Task to complete: Extract every entry word for word. Skip the pictures.
- Opening Delimiter -
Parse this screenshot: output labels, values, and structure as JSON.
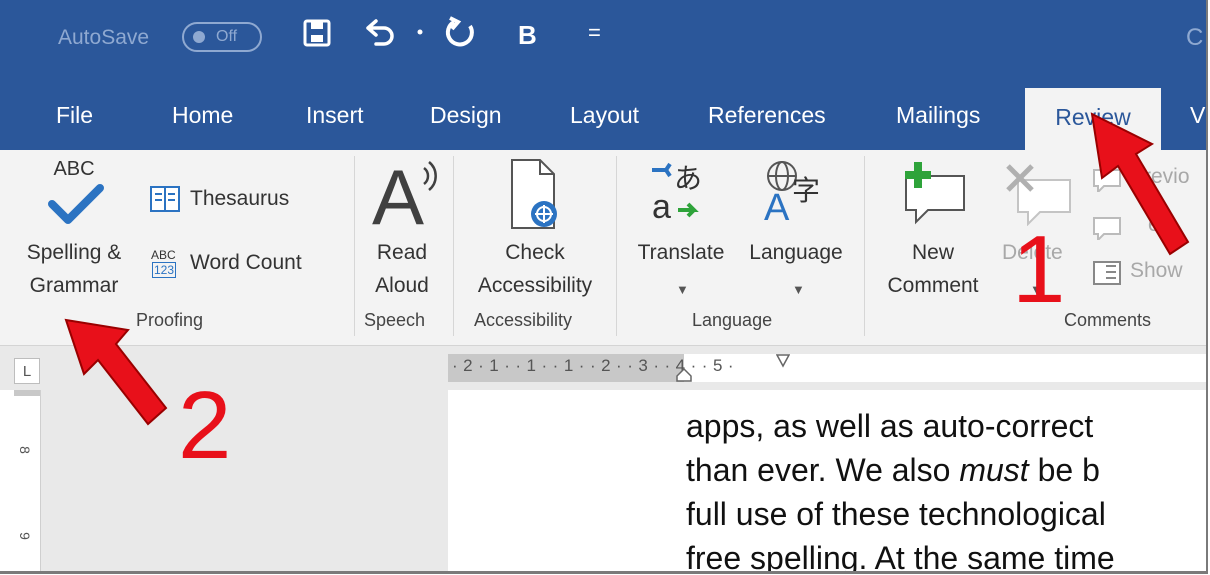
{
  "titlebar": {
    "autosave_label": "AutoSave",
    "autosave_state": "Off",
    "qat_bold": "B",
    "qat_more": "=",
    "title_partial": "C"
  },
  "tabs": [
    "File",
    "Home",
    "Insert",
    "Design",
    "Layout",
    "References",
    "Mailings",
    "Review",
    "V"
  ],
  "active_tab": "Review",
  "ribbon": {
    "proofing": {
      "abc": "ABC",
      "spelling_line1": "Spelling &",
      "spelling_line2": "Grammar",
      "thesaurus": "Thesaurus",
      "word_count": "Word Count",
      "abc_small": "ABC",
      "num_small": "123",
      "group": "Proofing"
    },
    "speech": {
      "read_line1": "Read",
      "read_line2": "Aloud",
      "group": "Speech"
    },
    "accessibility": {
      "check_line1": "Check",
      "check_line2": "Accessibility",
      "group": "Accessibility"
    },
    "language": {
      "translate": "Translate",
      "language": "Language",
      "group": "Language"
    },
    "comments": {
      "new_line1": "New",
      "new_line2": "Comment",
      "delete": "Delete",
      "previous": "Previo",
      "next": "ext",
      "show": "Show",
      "group": "Comments"
    }
  },
  "ruler": {
    "corner": "L",
    "marks": "·2·1··1··1··2··3··4··5·",
    "vmark_8": "8",
    "vmark_9": "9"
  },
  "document": {
    "lines": [
      "apps, as well as auto-correct",
      "than ever. We also ",
      "must",
      " be b",
      "full use of these technological",
      "free spelling. At the same time"
    ]
  },
  "annotations": {
    "num1": "1",
    "num2": "2"
  },
  "colors": {
    "accent": "#2b579a",
    "ribbon_bg": "#f3f3f3",
    "annotation": "#e8101a"
  }
}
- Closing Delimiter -
Solution for this task:
Parse this screenshot: output labels, values, and structure as JSON.
{
  "titlebar": {
    "autosave_label": "AutoSave",
    "autosave_state": "Off",
    "qat_bold": "B",
    "qat_more": "=",
    "title_partial": "C"
  },
  "tabs": [
    "File",
    "Home",
    "Insert",
    "Design",
    "Layout",
    "References",
    "Mailings",
    "Review",
    "V"
  ],
  "active_tab": "Review",
  "ribbon": {
    "proofing": {
      "abc": "ABC",
      "spelling_line1": "Spelling &",
      "spelling_line2": "Grammar",
      "thesaurus": "Thesaurus",
      "word_count": "Word Count",
      "abc_small": "ABC",
      "num_small": "123",
      "group": "Proofing"
    },
    "speech": {
      "read_line1": "Read",
      "read_line2": "Aloud",
      "group": "Speech"
    },
    "accessibility": {
      "check_line1": "Check",
      "check_line2": "Accessibility",
      "group": "Accessibility"
    },
    "language": {
      "translate": "Translate",
      "language": "Language",
      "group": "Language"
    },
    "comments": {
      "new_line1": "New",
      "new_line2": "Comment",
      "delete": "Delete",
      "previous": "Previo",
      "next": "ext",
      "show": "Show",
      "group": "Comments"
    }
  },
  "ruler": {
    "corner": "L",
    "marks": "·2·1··1··1··2··3··4··5·",
    "vmark_8": "8",
    "vmark_9": "9"
  },
  "document": {
    "lines": [
      "apps, as well as auto-correct",
      "than ever. We also ",
      "must",
      " be b",
      "full use of these technological",
      "free spelling. At the same time"
    ]
  },
  "annotations": {
    "num1": "1",
    "num2": "2"
  },
  "colors": {
    "accent": "#2b579a",
    "ribbon_bg": "#f3f3f3",
    "annotation": "#e8101a"
  }
}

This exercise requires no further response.